● PROMPT
Please check every line of the listing for "this" and copy each line where it is found.
[AVAILABLE RECORDS — start]
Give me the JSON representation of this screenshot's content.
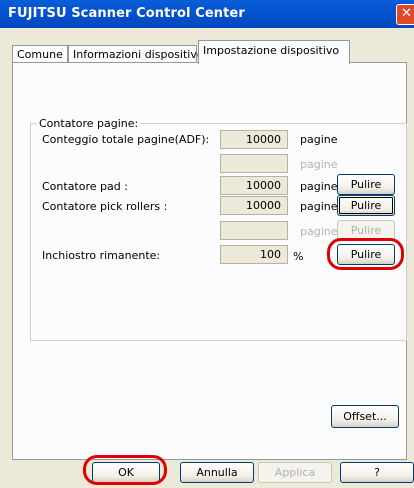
{
  "window": {
    "title": "FUJITSU Scanner Control Center",
    "close_glyph": "✕"
  },
  "tabs": [
    {
      "label": "Comune"
    },
    {
      "label": "Informazioni dispositivo"
    },
    {
      "label": "Impostazione dispositivo",
      "active": true
    }
  ],
  "group": {
    "title": "Contatore pagine:"
  },
  "rows": [
    {
      "label": "Conteggio totale pagine(ADF):",
      "value": "10000",
      "unit": "pagine"
    },
    {
      "label": "",
      "value": "",
      "unit": "pagine",
      "disabled": true
    },
    {
      "label": "Contatore pad :",
      "value": "10000",
      "unit": "pagine",
      "button": "Pulire"
    },
    {
      "label": "Contatore pick rollers :",
      "value": "10000",
      "unit": "pagine",
      "button": "Pulire"
    },
    {
      "label": "",
      "value": "",
      "unit": "pagine",
      "button": "Pulire",
      "disabled": true
    },
    {
      "label": "Inchiostro rimanente:",
      "value": "100",
      "unit": "%",
      "button": "Pulire"
    }
  ],
  "buttons": {
    "offset": "Offset...",
    "ok": "OK",
    "cancel": "Annulla",
    "apply": "Applica",
    "help": "?"
  },
  "colors": {
    "highlight_ring": "#e00000",
    "titlebar": "#0553d0"
  }
}
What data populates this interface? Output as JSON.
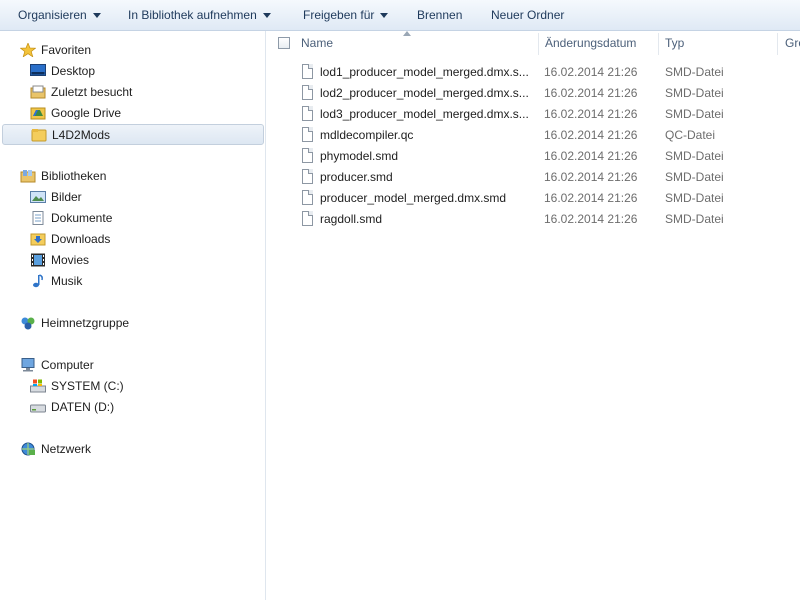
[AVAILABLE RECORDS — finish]
● FINISHED EXERCISE
Give me the JSON representation of this screenshot's content.
What data populates this interface? Output as JSON.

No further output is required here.